- Your task
Every record below must come back exactly as given.

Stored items
■ ■ ■ ■

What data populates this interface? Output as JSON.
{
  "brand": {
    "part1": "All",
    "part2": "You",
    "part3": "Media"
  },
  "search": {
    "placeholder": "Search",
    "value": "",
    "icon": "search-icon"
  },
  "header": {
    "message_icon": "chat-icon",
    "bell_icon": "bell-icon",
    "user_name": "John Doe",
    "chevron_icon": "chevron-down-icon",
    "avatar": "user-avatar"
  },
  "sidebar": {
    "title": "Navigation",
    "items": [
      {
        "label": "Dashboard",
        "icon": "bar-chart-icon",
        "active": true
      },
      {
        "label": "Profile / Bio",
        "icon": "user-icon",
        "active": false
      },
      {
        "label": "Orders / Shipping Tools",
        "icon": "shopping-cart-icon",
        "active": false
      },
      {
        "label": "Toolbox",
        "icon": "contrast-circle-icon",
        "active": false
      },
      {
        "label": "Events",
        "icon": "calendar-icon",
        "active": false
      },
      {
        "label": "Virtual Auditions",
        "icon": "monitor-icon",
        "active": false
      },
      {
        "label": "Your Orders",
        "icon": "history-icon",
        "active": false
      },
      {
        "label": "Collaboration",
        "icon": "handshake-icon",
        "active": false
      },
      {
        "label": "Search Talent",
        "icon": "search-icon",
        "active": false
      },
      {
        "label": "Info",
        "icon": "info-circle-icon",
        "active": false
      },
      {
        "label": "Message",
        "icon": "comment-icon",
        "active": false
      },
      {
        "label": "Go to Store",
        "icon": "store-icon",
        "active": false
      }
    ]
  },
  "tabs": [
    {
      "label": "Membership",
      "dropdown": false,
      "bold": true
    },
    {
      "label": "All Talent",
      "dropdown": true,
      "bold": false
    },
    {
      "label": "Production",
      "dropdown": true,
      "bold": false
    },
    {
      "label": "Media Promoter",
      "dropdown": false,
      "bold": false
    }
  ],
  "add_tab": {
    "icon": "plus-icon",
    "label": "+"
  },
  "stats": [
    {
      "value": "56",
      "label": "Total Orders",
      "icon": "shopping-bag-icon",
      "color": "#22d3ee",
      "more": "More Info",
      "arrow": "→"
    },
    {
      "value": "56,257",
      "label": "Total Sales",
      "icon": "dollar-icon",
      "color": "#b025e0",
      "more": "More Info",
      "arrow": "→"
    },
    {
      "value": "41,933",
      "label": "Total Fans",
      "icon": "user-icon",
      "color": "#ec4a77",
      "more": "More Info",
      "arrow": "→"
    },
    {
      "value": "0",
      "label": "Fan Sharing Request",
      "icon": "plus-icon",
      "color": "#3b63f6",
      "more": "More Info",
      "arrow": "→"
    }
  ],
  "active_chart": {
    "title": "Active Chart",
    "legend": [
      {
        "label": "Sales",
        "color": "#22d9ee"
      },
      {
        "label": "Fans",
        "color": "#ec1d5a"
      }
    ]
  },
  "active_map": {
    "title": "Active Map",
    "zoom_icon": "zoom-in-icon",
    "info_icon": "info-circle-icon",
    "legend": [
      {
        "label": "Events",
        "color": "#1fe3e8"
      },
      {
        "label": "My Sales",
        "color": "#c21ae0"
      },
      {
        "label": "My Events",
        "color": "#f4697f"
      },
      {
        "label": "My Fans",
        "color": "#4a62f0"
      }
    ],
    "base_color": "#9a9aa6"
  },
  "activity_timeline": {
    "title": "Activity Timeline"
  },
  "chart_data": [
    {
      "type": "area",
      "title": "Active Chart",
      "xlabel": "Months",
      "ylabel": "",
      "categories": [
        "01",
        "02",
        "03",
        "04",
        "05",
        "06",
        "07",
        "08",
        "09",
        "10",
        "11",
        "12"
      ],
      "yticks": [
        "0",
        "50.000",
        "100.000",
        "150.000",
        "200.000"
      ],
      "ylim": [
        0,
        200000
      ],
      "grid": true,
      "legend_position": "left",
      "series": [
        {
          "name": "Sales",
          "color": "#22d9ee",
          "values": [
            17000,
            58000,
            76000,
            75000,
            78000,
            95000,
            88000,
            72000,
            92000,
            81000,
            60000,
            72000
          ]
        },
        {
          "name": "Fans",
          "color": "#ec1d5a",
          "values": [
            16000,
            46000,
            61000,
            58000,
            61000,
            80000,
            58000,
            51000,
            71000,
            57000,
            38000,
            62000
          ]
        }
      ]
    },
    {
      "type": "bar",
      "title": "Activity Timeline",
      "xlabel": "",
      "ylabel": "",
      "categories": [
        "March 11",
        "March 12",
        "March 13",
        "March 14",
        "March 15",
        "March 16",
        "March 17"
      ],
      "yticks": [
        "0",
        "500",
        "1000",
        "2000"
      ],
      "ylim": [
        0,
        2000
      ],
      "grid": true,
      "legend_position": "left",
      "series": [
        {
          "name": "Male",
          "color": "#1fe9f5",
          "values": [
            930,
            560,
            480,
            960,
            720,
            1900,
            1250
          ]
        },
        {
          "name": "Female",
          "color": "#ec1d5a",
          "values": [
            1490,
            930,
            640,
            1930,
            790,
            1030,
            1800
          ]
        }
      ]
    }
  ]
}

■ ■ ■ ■

- Answer to the problem
What data populates this interface? Output as JSON.
{
  "brand": {
    "part1": "All",
    "part2": "You",
    "part3": "Media"
  },
  "search": {
    "placeholder": "Search",
    "value": "",
    "icon": "search-icon"
  },
  "header": {
    "message_icon": "chat-icon",
    "bell_icon": "bell-icon",
    "user_name": "John Doe",
    "chevron_icon": "chevron-down-icon",
    "avatar": "user-avatar"
  },
  "sidebar": {
    "title": "Navigation",
    "items": [
      {
        "label": "Dashboard",
        "icon": "bar-chart-icon",
        "active": true
      },
      {
        "label": "Profile / Bio",
        "icon": "user-icon",
        "active": false
      },
      {
        "label": "Orders / Shipping Tools",
        "icon": "shopping-cart-icon",
        "active": false
      },
      {
        "label": "Toolbox",
        "icon": "contrast-circle-icon",
        "active": false
      },
      {
        "label": "Events",
        "icon": "calendar-icon",
        "active": false
      },
      {
        "label": "Virtual Auditions",
        "icon": "monitor-icon",
        "active": false
      },
      {
        "label": "Your Orders",
        "icon": "history-icon",
        "active": false
      },
      {
        "label": "Collaboration",
        "icon": "handshake-icon",
        "active": false
      },
      {
        "label": "Search Talent",
        "icon": "search-icon",
        "active": false
      },
      {
        "label": "Info",
        "icon": "info-circle-icon",
        "active": false
      },
      {
        "label": "Message",
        "icon": "comment-icon",
        "active": false
      },
      {
        "label": "Go to Store",
        "icon": "store-icon",
        "active": false
      }
    ]
  },
  "tabs": [
    {
      "label": "Membership",
      "dropdown": false,
      "bold": true
    },
    {
      "label": "All Talent",
      "dropdown": true,
      "bold": false
    },
    {
      "label": "Production",
      "dropdown": true,
      "bold": false
    },
    {
      "label": "Media Promoter",
      "dropdown": false,
      "bold": false
    }
  ],
  "add_tab": {
    "icon": "plus-icon",
    "label": "+"
  },
  "stats": [
    {
      "value": "56",
      "label": "Total Orders",
      "icon": "shopping-bag-icon",
      "color": "#22d3ee",
      "more": "More Info",
      "arrow": "→"
    },
    {
      "value": "56,257",
      "label": "Total Sales",
      "icon": "dollar-icon",
      "color": "#b025e0",
      "more": "More Info",
      "arrow": "→"
    },
    {
      "value": "41,933",
      "label": "Total Fans",
      "icon": "user-icon",
      "color": "#ec4a77",
      "more": "More Info",
      "arrow": "→"
    },
    {
      "value": "0",
      "label": "Fan Sharing Request",
      "icon": "plus-icon",
      "color": "#3b63f6",
      "more": "More Info",
      "arrow": "→"
    }
  ],
  "active_chart": {
    "title": "Active Chart",
    "legend": [
      {
        "label": "Sales",
        "color": "#22d9ee"
      },
      {
        "label": "Fans",
        "color": "#ec1d5a"
      }
    ]
  },
  "active_map": {
    "title": "Active Map",
    "zoom_icon": "zoom-in-icon",
    "info_icon": "info-circle-icon",
    "legend": [
      {
        "label": "Events",
        "color": "#1fe3e8"
      },
      {
        "label": "My Sales",
        "color": "#c21ae0"
      },
      {
        "label": "My Events",
        "color": "#f4697f"
      },
      {
        "label": "My Fans",
        "color": "#4a62f0"
      }
    ],
    "base_color": "#9a9aa6"
  },
  "activity_timeline": {
    "title": "Activity Timeline"
  },
  "chart_data": [
    {
      "type": "area",
      "title": "Active Chart",
      "xlabel": "Months",
      "ylabel": "",
      "categories": [
        "01",
        "02",
        "03",
        "04",
        "05",
        "06",
        "07",
        "08",
        "09",
        "10",
        "11",
        "12"
      ],
      "yticks": [
        "0",
        "50.000",
        "100.000",
        "150.000",
        "200.000"
      ],
      "ylim": [
        0,
        200000
      ],
      "grid": true,
      "legend_position": "left",
      "series": [
        {
          "name": "Sales",
          "color": "#22d9ee",
          "values": [
            17000,
            58000,
            76000,
            75000,
            78000,
            95000,
            88000,
            72000,
            92000,
            81000,
            60000,
            72000
          ]
        },
        {
          "name": "Fans",
          "color": "#ec1d5a",
          "values": [
            16000,
            46000,
            61000,
            58000,
            61000,
            80000,
            58000,
            51000,
            71000,
            57000,
            38000,
            62000
          ]
        }
      ]
    },
    {
      "type": "bar",
      "title": "Activity Timeline",
      "xlabel": "",
      "ylabel": "",
      "categories": [
        "March 11",
        "March 12",
        "March 13",
        "March 14",
        "March 15",
        "March 16",
        "March 17"
      ],
      "yticks": [
        "0",
        "500",
        "1000",
        "2000"
      ],
      "ylim": [
        0,
        2000
      ],
      "grid": true,
      "legend_position": "left",
      "series": [
        {
          "name": "Male",
          "color": "#1fe9f5",
          "values": [
            930,
            560,
            480,
            960,
            720,
            1900,
            1250
          ]
        },
        {
          "name": "Female",
          "color": "#ec1d5a",
          "values": [
            1490,
            930,
            640,
            1930,
            790,
            1030,
            1800
          ]
        }
      ]
    }
  ]
}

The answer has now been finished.